Smoke concentrations in Bend and Deschutes County reached the moderate level, just outside the “good” category, on the Oregon DEQ’s Wildfire Air Quality Rating Scale (WAQR). DEQ reminds area residents -- especially those individuals who may be sensitive to smoke -- that there are precautions they can take to mitigate breathing problems or other symptoms from smoke. Additionally, there are helpful web-related tools available that may help individuals determine when to take protective measures.
Smoke is made up of tiny particles (particulate matter) that can be harmful to breathe, especially for children, older adults and those with asthma and other lung or heart conditions. This particulate matter also reduces visibility, causing the haze that has been noticeable in the area. Symptoms that people may experience from smoke include varying degrees of repeated coughing, shortness of breath, scratchy throat, wheezing, irritated eyes, sinus complications, chest tightness, heart palpitations, nausea, unusual fatigue or lightheadedness.
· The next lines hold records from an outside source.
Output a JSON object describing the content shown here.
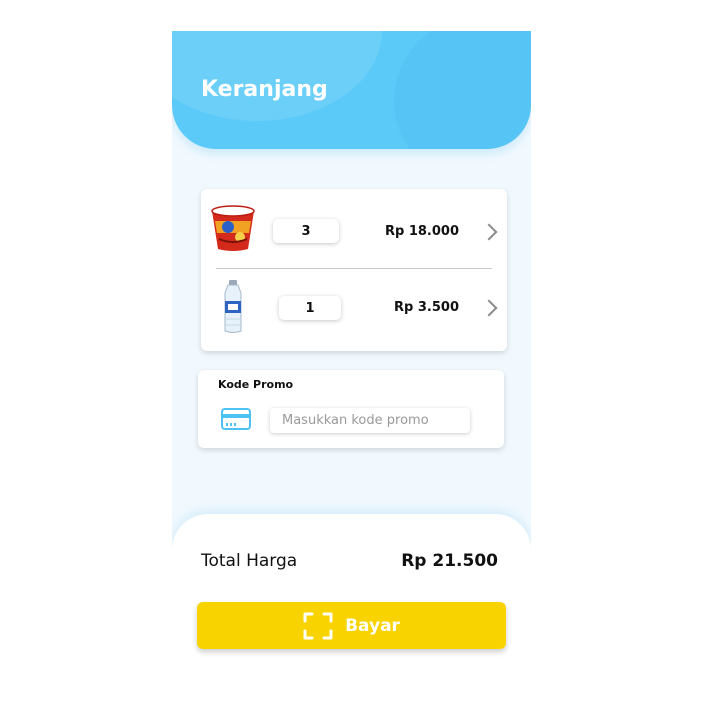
{
  "header": {
    "title": "Keranjang"
  },
  "cart": {
    "items": [
      {
        "icon": "instant-noodle-cup",
        "quantity": "3",
        "price": "Rp 18.000"
      },
      {
        "icon": "water-bottle",
        "quantity": "1",
        "price": "Rp 3.500"
      }
    ]
  },
  "promo": {
    "label": "Kode Promo",
    "placeholder": "Masukkan kode promo",
    "value": "",
    "icon": "credit-card-icon"
  },
  "summary": {
    "total_label": "Total Harga",
    "total_value": "Rp 21.500"
  },
  "pay_button": {
    "label": "Bayar",
    "icon": "scan-icon"
  },
  "colors": {
    "header": "#5ccaf8",
    "accent": "#f8d300",
    "background": "#f1f9fe",
    "icon": "#4cc3f3"
  }
}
According to the WAQR, designed to measure real-time impacts from forest fire smoke plumes, particulate levels in Bend and Deschutes County at 8 a.m.on August 15 were in the moderate category. Particle pollution is often highest during the coldest times of the day, typically in the evening and early morning.
“When wildfire smoke gets to these levels, children, the elderly and those with respiratory conditions should take measures to limit their outdoor activities,” said DEQ Air Quality Manager, Linda Hayes-Gorman.
Wildfire smoke plumes are unpredictable, and conditions can improve or worsen rapidly depending on the location. Area residents can take the following precautions to improve breathing conditions or other symptoms when problematic smoke conditions are likely:
· Stay indoors if possible; keep doors and windows closed if practicable
· Avoid strenuous outdoor activity
· Asthma sufferers or those who suffer from other respiratory problems should follow their asthma or breathing management plan or contact your health provider
· Be aware of smoke concentrations in your area and avoid those areas with highest concentrations
Residents are also encouraged to:
· Visit the WAQR at: http://www.deq.state.or.us/aq/api/wildfire/wildfireAQI_NE.aspx.
· Determine what areas are being impacted by visiting the Northwest Interagency Coordination Center’s Large Fire Information Summary at: http://www.nwccweb.us/information/fire_info.asp.
· View wildfire smoke forecasts issued daily by the Oregon Department of Forestry when significant wildfires are occurring at: http://www.odf.state.or.us/DIVISIONS/protection/fire_protection/daily/wfsmoke.asp
· Visit the National Weather Service Forecast Office seven day hazardous weather outlook (includes smoke outlook) at: http://www.wrh.noaa.gov/pdt/currentHazards/graphicalHazards.php?wfo=pdt&tab=1&lang=eng
· View the Interactive fire weather planning forecast at: http://www.wrh.noaa.gov/pdt/forecast/fireWeather.php?wfo=pdt
· Tune to local radio and TV stations and the Weather Channel in affected areas that may include the very latest fire information in news programming and weather reports.
USFS & USEPA smoke forecast data: www.blueskyrains.org
National Interagency Fire Center: http://www.nifc.gov/
American Lung Association: http://www.lungoregon.org/
Oregon Department of Human Services/Health Division, Asthma Group: http://www.ohd.hr.state.or.us/asthma/
EPA: How Smoke from Fires Can Affect Your Health: http://www.epa.gov/airnow/smoke2/smokecover.html.
For more information on the effects of smoke, see DEQ’s Web site at: http://www.deq.state.or.us/aq/burning/wildfires/index.htm.